==== INPUT DATA ====

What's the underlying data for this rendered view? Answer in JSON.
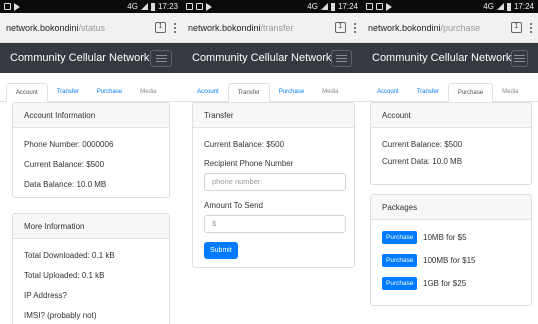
{
  "panels": [
    {
      "status": {
        "network": "4G",
        "time": "17:23"
      },
      "url": {
        "host": "network.bokondini",
        "path": "/status"
      },
      "tab_count": "1",
      "brand": "Community Cellular Network",
      "tabs": [
        "Account",
        "Transfer",
        "Purchase",
        "Media"
      ],
      "active_tab": 0,
      "cards": [
        {
          "title": "Account Information",
          "rows": [
            "Phone Number: 0000006",
            "Current Balance: $500",
            "Data Balance: 10.0 MB"
          ]
        },
        {
          "title": "More Information",
          "rows": [
            "Total Downloaded: 0.1 kB",
            "Total Uploaded: 0.1 kB",
            "IP Address?",
            "IMSI? (probably not)"
          ]
        }
      ]
    },
    {
      "status": {
        "network": "4G",
        "time": "17:24"
      },
      "url": {
        "host": "network.bokondini",
        "path": "/transfer"
      },
      "tab_count": "1",
      "brand": "Community Cellular Network",
      "tabs": [
        "Account",
        "Transfer",
        "Purchase",
        "Media"
      ],
      "active_tab": 1,
      "transfer": {
        "title": "Transfer",
        "balance": "Current Balance: $500",
        "recipient_label": "Recipient Phone Number",
        "recipient_placeholder": "phone number",
        "amount_label": "Amount To Send",
        "amount_placeholder": "$",
        "submit": "Submit"
      }
    },
    {
      "status": {
        "network": "4G",
        "time": "17:24"
      },
      "url": {
        "host": "network.bokondini",
        "path": "/purchase"
      },
      "tab_count": "1",
      "brand": "Community Cellular Network",
      "tabs": [
        "Account",
        "Transfer",
        "Purchase",
        "Media"
      ],
      "active_tab": 2,
      "account": {
        "title": "Account",
        "rows": [
          "Current Balance: $500",
          "Current Data: 10.0 MB"
        ]
      },
      "packages": {
        "title": "Packages",
        "items": [
          {
            "button": "Purchase",
            "label": "10MB for $5"
          },
          {
            "button": "Purchase",
            "label": "100MB for $15"
          },
          {
            "button": "Purchase",
            "label": "1GB for $25"
          }
        ]
      }
    }
  ],
  "colors": {
    "navbar": "#343a40",
    "primary": "#007bff",
    "link": "#007bff"
  }
}
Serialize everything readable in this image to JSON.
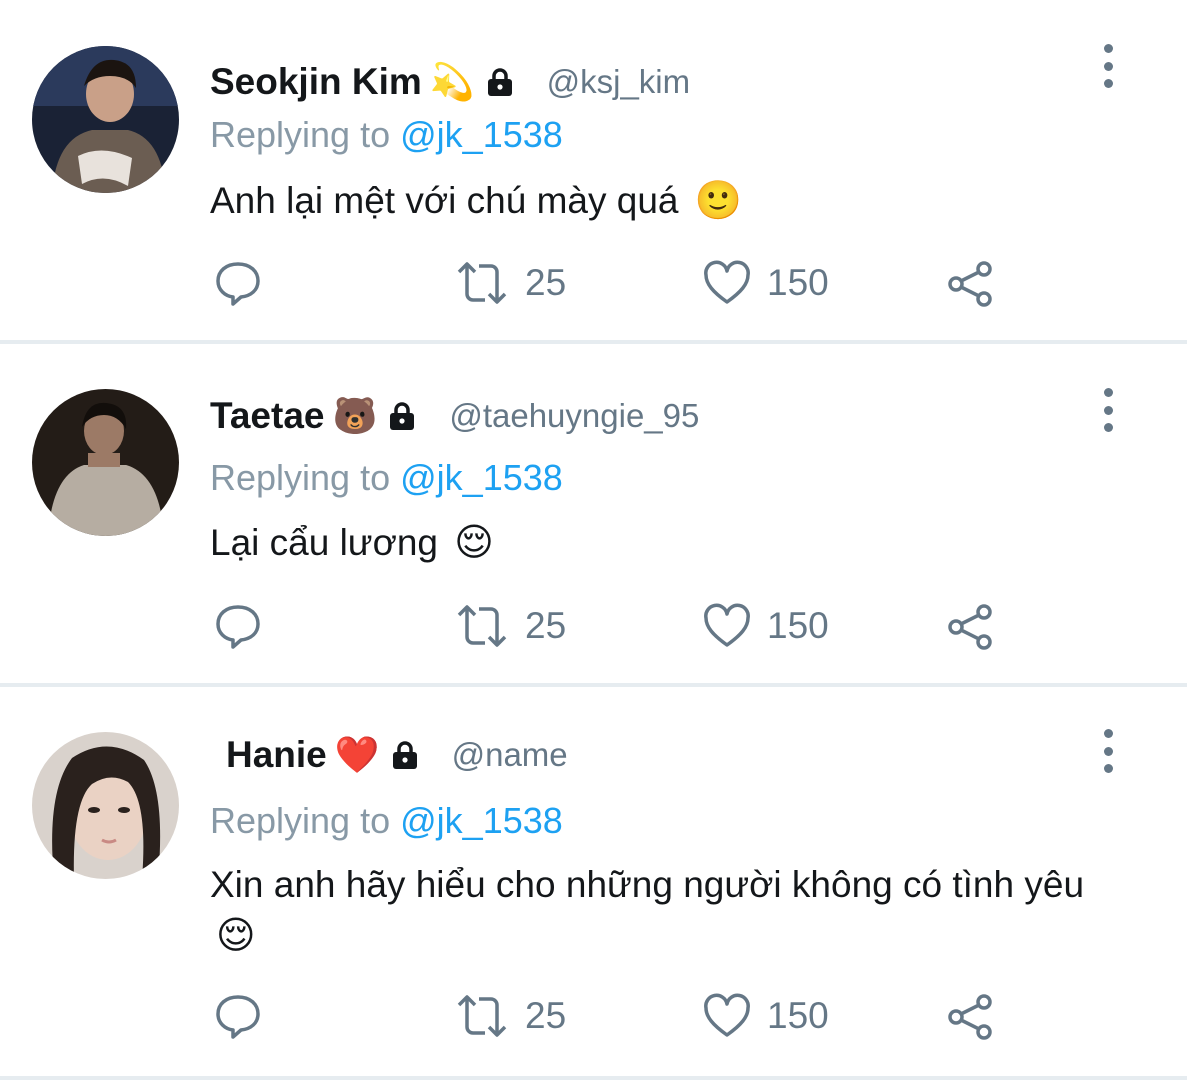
{
  "tweets": [
    {
      "name": "Seokjin Kim",
      "name_emoji": "💫",
      "handle": "@ksj_kim",
      "replying_prefix": "Replying to",
      "replying_to": "@jk_1538",
      "text": "Anh lại mệt với chú mày quá",
      "text_emoji": "🙂",
      "retweets": "25",
      "likes": "150"
    },
    {
      "name": "Taetae",
      "name_emoji": "🐻",
      "handle": "@taehuyngie_95",
      "replying_prefix": "Replying to",
      "replying_to": "@jk_1538",
      "text": "Lại cẩu lương",
      "text_emoji": "😌",
      "retweets": "25",
      "likes": "150"
    },
    {
      "name": "Hanie",
      "name_emoji": "❤️",
      "handle": "@name",
      "replying_prefix": "Replying to",
      "replying_to": "@jk_1538",
      "text": "Xin anh hãy hiểu cho những người không có tình yêu",
      "text_emoji": "😌",
      "retweets": "25",
      "likes": "150"
    }
  ],
  "icons": {
    "reply": "reply-icon",
    "retweet": "retweet-icon",
    "like": "heart-icon",
    "share": "share-icon",
    "lock": "lock-icon",
    "more": "more-vertical-icon"
  },
  "colors": {
    "link": "#1da1f2",
    "secondary": "#657786",
    "reply_gray": "#8899a6",
    "divider": "#e6ecf0"
  }
}
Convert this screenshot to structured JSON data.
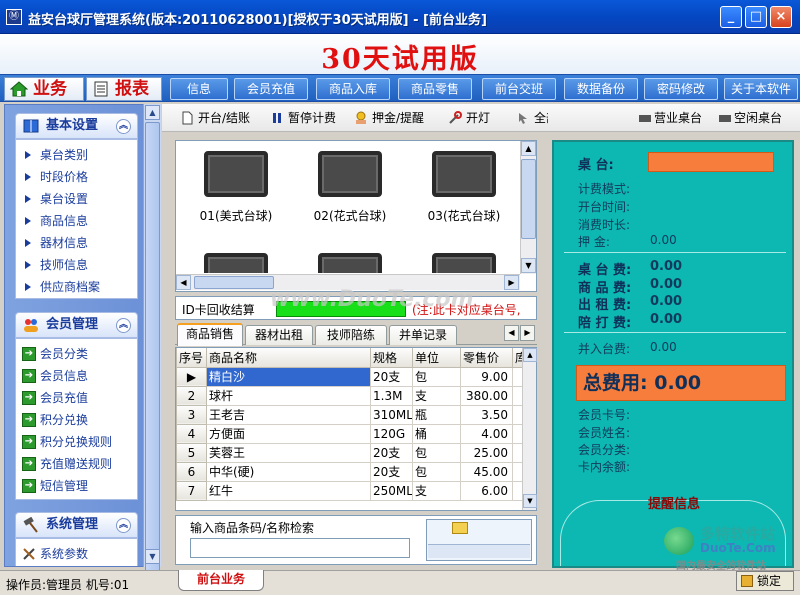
{
  "window": {
    "title": "益安台球厅管理系统(版本:20110628001)[授权于30天试用版] - [前台业务]",
    "min_symbol": "_",
    "max_symbol": "□",
    "close_symbol": "×"
  },
  "banner": {
    "trial_text": "30天试用版"
  },
  "nav": {
    "tab_business": "业务",
    "tab_report": "报表",
    "buttons": [
      "信息",
      "会员充值",
      "商品入库",
      "商品零售",
      "前台交班",
      "数据备份",
      "密码修改",
      "关于本软件"
    ]
  },
  "left": {
    "groups": [
      {
        "title": "基本设置",
        "items": [
          "桌台类别",
          "时段价格",
          "桌台设置",
          "商品信息",
          "器材信息",
          "技师信息",
          "供应商档案"
        ]
      },
      {
        "title": "会员管理",
        "items": [
          "会员分类",
          "会员信息",
          "会员充值",
          "积分兑换",
          "积分兑换规则",
          "充值赠送规则",
          "短信管理"
        ]
      },
      {
        "title": "系统管理",
        "items": [
          "系统参数"
        ]
      }
    ]
  },
  "toolbar": {
    "buttons": [
      "开台/结账",
      "暂停计费",
      "押金/提醒",
      "开灯"
    ],
    "right_fragments": [
      "全部显示",
      "营业桌台",
      "空闲桌台"
    ]
  },
  "tables": [
    {
      "label": "01(美式台球)"
    },
    {
      "label": "02(花式台球)"
    },
    {
      "label": "03(花式台球)"
    }
  ],
  "idcard": {
    "label": "ID卡回收结算",
    "note": "(注:此卡对应桌台号,"
  },
  "watermark_center": "www.DuoTe.com",
  "product_tabs": [
    "商品销售",
    "器材出租",
    "技师陪练",
    "并单记录"
  ],
  "grid": {
    "headers": [
      "序号",
      "商品名称",
      "规格",
      "单位",
      "零售价",
      "库存"
    ],
    "rows": [
      {
        "no": "1",
        "name": "精白沙",
        "spec": "20支",
        "unit": "包",
        "price": "9.00"
      },
      {
        "no": "2",
        "name": "球杆",
        "spec": "1.3M",
        "unit": "支",
        "price": "380.00"
      },
      {
        "no": "3",
        "name": "王老吉",
        "spec": "310ML",
        "unit": "瓶",
        "price": "3.50"
      },
      {
        "no": "4",
        "name": "方便面",
        "spec": "120G",
        "unit": "桶",
        "price": "4.00"
      },
      {
        "no": "5",
        "name": "芙蓉王",
        "spec": "20支",
        "unit": "包",
        "price": "25.00"
      },
      {
        "no": "6",
        "name": "中华(硬)",
        "spec": "20支",
        "unit": "包",
        "price": "45.00"
      },
      {
        "no": "7",
        "name": "红牛",
        "spec": "250ML",
        "unit": "支",
        "price": "6.00"
      }
    ]
  },
  "search": {
    "label": "输入商品条码/名称检索"
  },
  "right": {
    "desk_label": "桌      台:",
    "fields": [
      "计费模式:",
      "开台时间:",
      "消费时长:"
    ],
    "deposit_label": "押      金:",
    "deposit_value": "0.00",
    "fees": [
      {
        "label": "桌 台 费:",
        "value": "0.00"
      },
      {
        "label": "商 品 费:",
        "value": "0.00"
      },
      {
        "label": "出 租 费:",
        "value": "0.00"
      },
      {
        "label": "陪 打 费:",
        "value": "0.00"
      }
    ],
    "merge_label": "并入台费:",
    "merge_value": "0.00",
    "total_label": "总费用:",
    "total_value": "0.00",
    "member_fields": [
      "会员卡号:",
      "会员姓名:",
      "会员分类:",
      "卡内余额:"
    ],
    "remind_title": "提醒信息"
  },
  "status": {
    "text": "操作员:管理员 机号:01",
    "tab": "前台业务",
    "lock": "锁定"
  },
  "site_watermark": {
    "line1": "多特软件站",
    "line2": "DuoTe.Com",
    "line3": "国内最安全的软件站"
  },
  "colors": {
    "accent_orange": "#f67d3c",
    "panel_teal": "#0db7b2",
    "title_blue": "#0447c2",
    "trial_red": "#e01010"
  }
}
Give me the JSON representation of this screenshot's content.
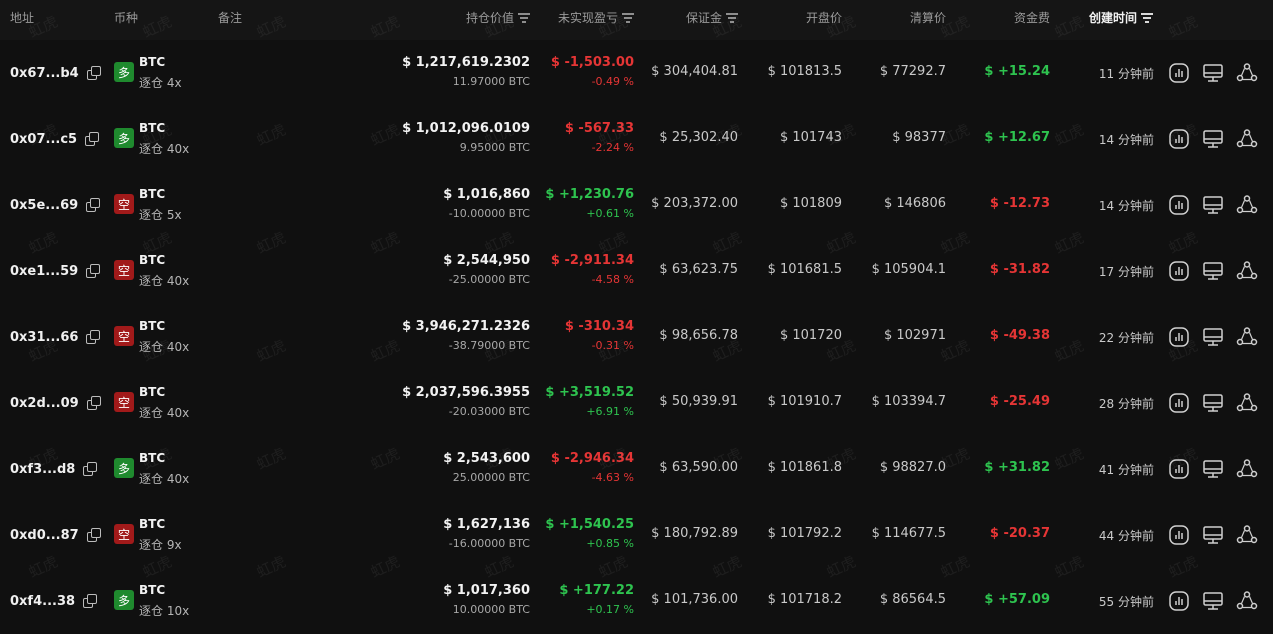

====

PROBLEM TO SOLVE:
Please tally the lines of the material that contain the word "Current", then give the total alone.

ANSWER SPACE:
4